Mane and tail free of dandruff? Check. Saddle pad stunningly white? Check. Boots shining from across the showgrounds? Of course.
Through ratings, training and competition, the U.S. Pony Clubs carefully and methodically trained me to do their bidding. My horse will eat from a properly sterilized bucket, with the double-ended snap turned inward lest he rip an eyelid, and his sheath will pass ye olde glove test as he stands in non-edible, non-irritating bedding.
So why do the (arguably) more important things in life come with no instructions?
I learned recently that I’m the equivalent of a bad D-1 Pony Clubber when it comes to child grooming. There are two Maggies in my daughter’s class of 3- to 6-year-olds, and in our house we’d always unimaginatively distinguished them by using last names. But at a school function a few weeks ago, we learned that our daughter is dubbed “wild-haired Maggie.”
While I can train my horse’s mane to lie uniformly on one side, my child has curly, untamed locks that are always in her eyes and everywhere else, and she resists grooming, headbands and barrettes.
I know how to twitch or sedate my horse if he doesn’t want his mane pulled. (Wait, is sedation Pony Club approved? Now that I think of it, I recall more glory bestowed on anything done the hard way.) But what, exactly, do you do when your child runs from you as you wield a comb? This information is likely not revealed until you are closer to an “A” parent than a failing “D” parent. But you get no schoolmaster to learn the basics on.
One morning I pulled out a spray-on conditioner and aimed it in the general direction of my daughter’s head as she ran by, resisting a brush.
“What is that?” my husband asked. Then it dawned on him. “Is that like SHOW SHEEN for kids?? Why didn’t I know about that before?”
It’s not like I own a wild array of expensive grooming products for myself. But really, couldn’t there be some general guidelines for presenting children to the public?
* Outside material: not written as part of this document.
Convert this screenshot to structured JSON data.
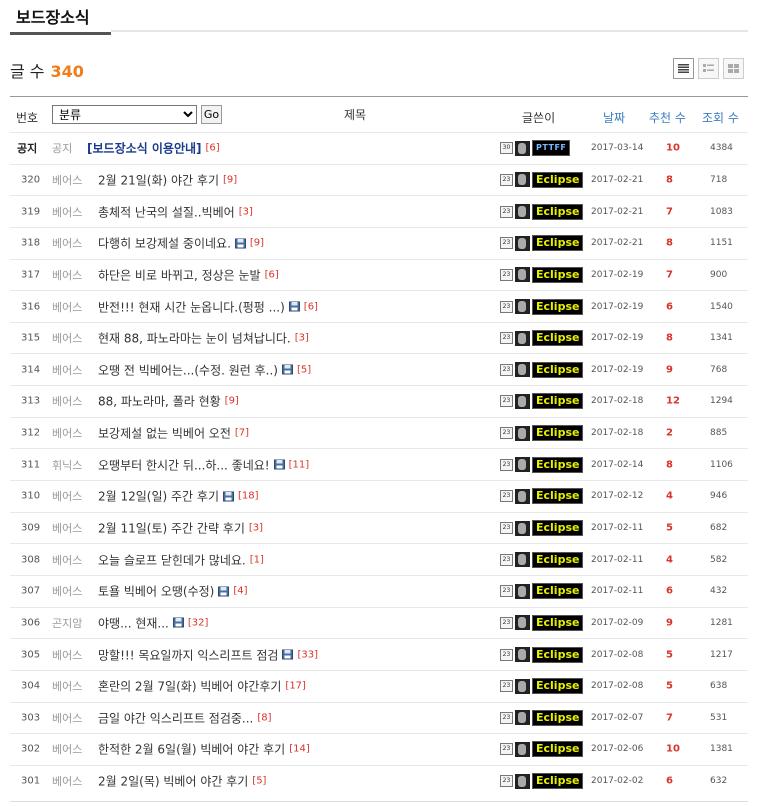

So many inviolate rules in my head: The longe line must never touch the ground; the halter must always be fully buckled; your foot must never leave the stirrup iron while adjusting leathers. But I can apparently have as many children as I’d like at any time and feed, clothe, bathe, exercise and transport them as I see fit. (Well, I guess there are guidelines on the transport, which have come a long way since I was a toddler and roamed loose around my parents’ VW Bug. And those guidelines are very helpful, thank you.) But I think there could be many more. Training, education, ratings, practical tests. And then yes, competition.
It’s not just the turnout that can be tricky for parents without any training. The lack of guidance sometimes seems to have permeated all elements of life in an almost cliche-y way. If you don’t know, then you don’t know. And who’s to tell you?
For instance, I’ll note here that the pediatrician does not send out reminders the way your veterinarian might. While I’m well versed in which shots my dogs and horses need and when, there’s no one to warn me when my child should have routine medical or dental care. When I took my daughter for her school physical, the doctor seemed shocked that we hadn’t been there in more than a year. I just thought we were healthy.
In the first weeks of parenthood, as we tried to record all feedings and note any problems in a sleep-deprived haze, the conditioning schedules USPC once demanded of me lent inspiration to a chart of time/food in/food out/temperature, like a stall card on steroids. Stall cards aren’t actually a bad idea, especially, I would think, if you have multiple children. Again, published guidelines, informative standards and tests, along with competition with peers would be useful here. If someone is going to give me a ribbon for knowing or executing better than those new parents who were in the room next to us at the hospital, I believe I will rise to the occasion. Year-end awards could also be an incentive.
Pony Club has spoiled me with its certainty. There’s no “decide if this way works best for you or not.” The rules are absolute, the command of the subject all-knowing. When I looked for books to help me teach my infant to sleep through the night, I had to choose which of many philosophies I would follow. If I’d learned, for instance, with great certainty that even organic GUMMIES ARE BAD for my child, in the same way I was taught that BEET PULP MUST BE SOAKED, then maybe I would have the power to resist. But left to my own devices? I’m far from perfect. I’m like the person cutting mane with scissors. I just don’t know better.
Thank you, Pony Club, for preparing me (if sometimes oddly so) for almost anything I will encounter in horse care. I just fear you’ve so engendered me into your structured ways that I crave acknowledgement for advancing and mastering new skills. I mean, now that I’ve gotten through the infant stage (without a certificate, medal or trophy), I could certainly mentor a younger parent in the ways of wrapping/swaddling, basic feeding and shoeing.
We have an American hunter/jumper system of forward riding and a national standard for teaching horse care. But when it comes to raising our children? It’s anyone’s best bet.
Each Thursday, we’ll feature a blog from a member of the Chronicle staff. We’re just like you—juggling riding and competing with work and family. Associate Publisher/Executive Editor Beth Rasin balances overseeing the editorial side of the magazine with raising her 3-year-old daughter Maggie and caring for a herd of horses, three dogs and a cat at her farm.